One more thing to think about is that certain plants need to be planted at certain times of the year. Remember #4…read the directions on your seed packets as they will tell you when to plant! For example, kale is a good plant to grow in the fall, while cucumbers thrive in spring and summer. Planting the right seeds for your area won’t do a lot of good if you plant them at the wrong time.
Learn More: 16 Vegetables You Can Grow In A Fall Garden
6. Give Your Garden Attention Every Day
It may sound a little over the top to say that you need to tend to your garden daily, but there is truly always something that has to be done in the garden area. The hotter the weather gets, the more water the plants and seeds are going to need. In the summer, I water at least once a day when it doesn’t rain.
You’re also going to want to pull out any weeds that may pop up as well as keep a close eye out for damaging bugs. A whole entire crop can be ruined overnight by invasive bugs eating around. When it is “caterpillar season” as I call it, I have to check my leafy greens daily and remove the caterpillars.
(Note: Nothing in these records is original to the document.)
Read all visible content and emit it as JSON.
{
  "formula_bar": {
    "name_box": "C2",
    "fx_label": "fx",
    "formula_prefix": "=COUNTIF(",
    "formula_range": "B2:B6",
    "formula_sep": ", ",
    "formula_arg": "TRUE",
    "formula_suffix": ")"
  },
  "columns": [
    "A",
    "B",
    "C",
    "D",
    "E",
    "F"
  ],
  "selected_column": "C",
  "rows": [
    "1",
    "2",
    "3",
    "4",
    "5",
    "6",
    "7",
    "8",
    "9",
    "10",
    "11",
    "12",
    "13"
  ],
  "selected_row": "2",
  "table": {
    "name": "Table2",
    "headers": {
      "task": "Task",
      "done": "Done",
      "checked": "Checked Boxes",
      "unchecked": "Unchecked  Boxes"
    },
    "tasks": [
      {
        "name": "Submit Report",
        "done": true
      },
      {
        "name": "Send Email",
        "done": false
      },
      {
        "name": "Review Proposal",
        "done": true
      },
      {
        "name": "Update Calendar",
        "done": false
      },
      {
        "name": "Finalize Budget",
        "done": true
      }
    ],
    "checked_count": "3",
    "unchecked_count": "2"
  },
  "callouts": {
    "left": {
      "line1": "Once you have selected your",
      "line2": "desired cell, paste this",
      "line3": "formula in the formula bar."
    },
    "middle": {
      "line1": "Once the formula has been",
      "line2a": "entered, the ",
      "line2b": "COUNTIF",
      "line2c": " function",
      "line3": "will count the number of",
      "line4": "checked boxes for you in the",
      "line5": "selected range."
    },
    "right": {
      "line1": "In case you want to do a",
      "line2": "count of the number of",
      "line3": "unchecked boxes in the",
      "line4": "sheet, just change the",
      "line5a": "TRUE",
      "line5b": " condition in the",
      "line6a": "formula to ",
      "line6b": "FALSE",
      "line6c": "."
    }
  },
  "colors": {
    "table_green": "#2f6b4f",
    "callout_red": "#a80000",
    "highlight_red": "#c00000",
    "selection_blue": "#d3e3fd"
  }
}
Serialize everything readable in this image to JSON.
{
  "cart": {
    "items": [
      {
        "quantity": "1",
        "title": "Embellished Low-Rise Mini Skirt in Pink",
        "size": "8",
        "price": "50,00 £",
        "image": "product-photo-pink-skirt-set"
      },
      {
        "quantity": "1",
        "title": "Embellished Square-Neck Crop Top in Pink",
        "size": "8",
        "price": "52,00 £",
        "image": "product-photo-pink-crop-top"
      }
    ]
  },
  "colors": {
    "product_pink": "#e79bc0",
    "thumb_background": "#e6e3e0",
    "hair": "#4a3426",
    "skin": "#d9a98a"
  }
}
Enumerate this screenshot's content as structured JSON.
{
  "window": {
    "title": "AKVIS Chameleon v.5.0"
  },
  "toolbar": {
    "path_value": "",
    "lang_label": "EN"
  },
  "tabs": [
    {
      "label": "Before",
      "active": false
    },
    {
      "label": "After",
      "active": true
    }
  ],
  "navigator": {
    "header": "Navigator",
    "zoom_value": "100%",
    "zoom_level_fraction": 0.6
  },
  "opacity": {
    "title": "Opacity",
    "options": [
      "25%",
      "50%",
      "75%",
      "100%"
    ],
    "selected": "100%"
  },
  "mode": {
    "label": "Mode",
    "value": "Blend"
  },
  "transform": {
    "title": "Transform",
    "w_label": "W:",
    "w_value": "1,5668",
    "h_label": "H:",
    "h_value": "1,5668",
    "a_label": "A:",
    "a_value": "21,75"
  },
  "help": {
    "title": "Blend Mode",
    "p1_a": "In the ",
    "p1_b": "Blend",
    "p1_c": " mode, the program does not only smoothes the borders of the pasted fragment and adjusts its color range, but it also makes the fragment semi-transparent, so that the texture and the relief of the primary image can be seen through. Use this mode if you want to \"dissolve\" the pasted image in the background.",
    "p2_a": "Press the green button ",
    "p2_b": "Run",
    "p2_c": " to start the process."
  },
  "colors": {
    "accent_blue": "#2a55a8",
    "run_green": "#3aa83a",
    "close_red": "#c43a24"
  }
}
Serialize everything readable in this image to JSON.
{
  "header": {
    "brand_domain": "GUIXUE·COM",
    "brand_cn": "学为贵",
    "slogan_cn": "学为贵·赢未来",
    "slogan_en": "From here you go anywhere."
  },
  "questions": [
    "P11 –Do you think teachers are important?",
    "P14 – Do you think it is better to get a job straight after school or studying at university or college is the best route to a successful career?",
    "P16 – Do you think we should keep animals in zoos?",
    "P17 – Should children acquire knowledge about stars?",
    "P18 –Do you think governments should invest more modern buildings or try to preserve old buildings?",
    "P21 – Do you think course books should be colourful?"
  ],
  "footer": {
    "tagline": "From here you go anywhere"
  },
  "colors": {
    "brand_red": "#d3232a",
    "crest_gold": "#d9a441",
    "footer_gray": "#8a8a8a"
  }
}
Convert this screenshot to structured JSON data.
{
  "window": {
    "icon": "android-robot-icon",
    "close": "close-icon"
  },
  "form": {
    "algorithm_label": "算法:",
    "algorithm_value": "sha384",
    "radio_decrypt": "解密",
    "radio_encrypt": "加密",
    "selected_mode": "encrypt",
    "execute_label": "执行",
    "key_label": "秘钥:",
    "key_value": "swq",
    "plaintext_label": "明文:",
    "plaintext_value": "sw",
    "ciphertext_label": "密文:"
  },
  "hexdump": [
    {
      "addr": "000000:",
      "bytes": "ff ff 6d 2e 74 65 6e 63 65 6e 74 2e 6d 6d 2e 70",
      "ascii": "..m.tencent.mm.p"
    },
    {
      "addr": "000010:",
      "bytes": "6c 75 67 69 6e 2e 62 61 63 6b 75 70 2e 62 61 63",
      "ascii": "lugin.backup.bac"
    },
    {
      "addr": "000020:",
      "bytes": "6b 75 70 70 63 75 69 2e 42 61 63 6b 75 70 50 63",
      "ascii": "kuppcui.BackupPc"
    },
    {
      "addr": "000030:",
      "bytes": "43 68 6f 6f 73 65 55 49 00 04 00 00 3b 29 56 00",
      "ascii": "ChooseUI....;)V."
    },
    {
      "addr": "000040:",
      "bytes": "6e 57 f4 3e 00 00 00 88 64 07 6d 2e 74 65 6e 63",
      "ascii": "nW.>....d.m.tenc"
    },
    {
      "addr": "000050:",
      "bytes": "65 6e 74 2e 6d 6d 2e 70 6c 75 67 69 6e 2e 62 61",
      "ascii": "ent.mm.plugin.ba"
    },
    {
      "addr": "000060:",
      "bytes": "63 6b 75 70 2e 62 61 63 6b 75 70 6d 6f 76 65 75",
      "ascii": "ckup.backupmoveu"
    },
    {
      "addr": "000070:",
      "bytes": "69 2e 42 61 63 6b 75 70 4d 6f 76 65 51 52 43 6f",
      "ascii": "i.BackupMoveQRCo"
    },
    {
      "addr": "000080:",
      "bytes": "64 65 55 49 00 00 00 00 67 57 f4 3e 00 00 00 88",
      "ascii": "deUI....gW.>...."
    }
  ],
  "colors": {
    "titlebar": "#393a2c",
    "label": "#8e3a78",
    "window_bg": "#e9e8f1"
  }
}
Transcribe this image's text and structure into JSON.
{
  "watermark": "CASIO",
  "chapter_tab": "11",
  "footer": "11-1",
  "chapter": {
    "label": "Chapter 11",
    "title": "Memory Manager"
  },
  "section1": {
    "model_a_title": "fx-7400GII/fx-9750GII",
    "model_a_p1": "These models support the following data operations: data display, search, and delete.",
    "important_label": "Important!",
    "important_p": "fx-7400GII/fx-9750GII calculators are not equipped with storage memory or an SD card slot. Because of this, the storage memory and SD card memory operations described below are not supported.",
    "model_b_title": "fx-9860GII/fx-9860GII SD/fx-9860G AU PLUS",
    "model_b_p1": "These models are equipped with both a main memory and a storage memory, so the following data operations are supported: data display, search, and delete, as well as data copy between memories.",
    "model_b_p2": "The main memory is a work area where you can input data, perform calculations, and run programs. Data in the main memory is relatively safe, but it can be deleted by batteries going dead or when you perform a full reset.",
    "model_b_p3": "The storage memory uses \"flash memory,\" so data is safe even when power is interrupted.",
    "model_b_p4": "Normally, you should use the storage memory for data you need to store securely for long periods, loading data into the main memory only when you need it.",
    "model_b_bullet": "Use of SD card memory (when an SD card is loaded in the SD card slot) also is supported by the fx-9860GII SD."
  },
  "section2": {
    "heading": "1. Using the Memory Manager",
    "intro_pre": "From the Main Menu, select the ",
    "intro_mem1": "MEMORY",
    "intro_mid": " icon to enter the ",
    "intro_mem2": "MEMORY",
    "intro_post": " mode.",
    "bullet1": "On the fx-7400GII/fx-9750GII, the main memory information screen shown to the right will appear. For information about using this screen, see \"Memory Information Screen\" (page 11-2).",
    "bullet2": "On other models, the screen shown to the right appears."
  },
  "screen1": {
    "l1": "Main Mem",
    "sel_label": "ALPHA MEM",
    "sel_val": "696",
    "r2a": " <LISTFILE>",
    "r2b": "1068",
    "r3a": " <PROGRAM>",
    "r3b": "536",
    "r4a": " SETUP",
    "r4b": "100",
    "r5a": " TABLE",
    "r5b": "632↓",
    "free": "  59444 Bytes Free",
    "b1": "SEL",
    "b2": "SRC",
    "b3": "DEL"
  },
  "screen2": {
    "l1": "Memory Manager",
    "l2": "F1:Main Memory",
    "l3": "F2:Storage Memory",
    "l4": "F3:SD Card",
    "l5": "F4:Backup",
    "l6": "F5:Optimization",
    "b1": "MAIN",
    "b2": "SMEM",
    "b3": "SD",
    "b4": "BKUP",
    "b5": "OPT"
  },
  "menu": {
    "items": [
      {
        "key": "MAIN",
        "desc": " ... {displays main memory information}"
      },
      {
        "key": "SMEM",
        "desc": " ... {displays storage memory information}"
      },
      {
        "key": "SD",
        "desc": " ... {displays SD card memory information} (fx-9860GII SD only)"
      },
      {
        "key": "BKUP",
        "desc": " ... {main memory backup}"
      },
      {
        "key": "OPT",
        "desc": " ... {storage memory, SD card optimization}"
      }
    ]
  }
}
They can do a lot of damage in one day if they’re left to it!
If you live in a wooded area, you’ll have to watch out for rabbits, deer, and squirrels, too. They’ll literally pick your garden clear of any foods in just a few moments flat! A garden fence is a must when you have wildlife.
Learn More: How to Keep Deer Out of Your Vegetable Garden
That being said, not every trip to the garden is a chore! I love going out to pick fresh veggies for each meal. Sometimes I’ll grab a handful of carrots for the girls – their favorite snack is raw carrots! Other times I’ll pick a bowl of greens for dinner. It’s always fun to see what is ripe and ready!
Sometimes I also just go out to my garden because I like being there. It’s ok to just go enjoy your garden, even if you don’t do any work!
More Gardening Tips For Beginners
While they may sound overwhelming, these gardening tips are fairly easy to do. Once you get started, you’ll see that caring for your garden isn’t bad at all. The more that you care for it, the more that it’s going to grow! As with anything, gardening takes practice as well as trial and error. We’re ALL learning, no matter how many years we’ve been gardening!
Here are more posts to learn about starting a garden:
- How to Get Rid of Ants in the Garden
- Natural Pest Repellents for the Garden
- Beginners’ Guide to Starting a Garden
- Banana Peel Water Plant Fertilizer
- What Things Can You Compost?
- How Often Should You Water Your Garden?
- What Plants Can Survive in Texas in Summer?
- How to Grow More Tomatoes
- How to Prune Basil
- Peppermint Oil Spray for the Garden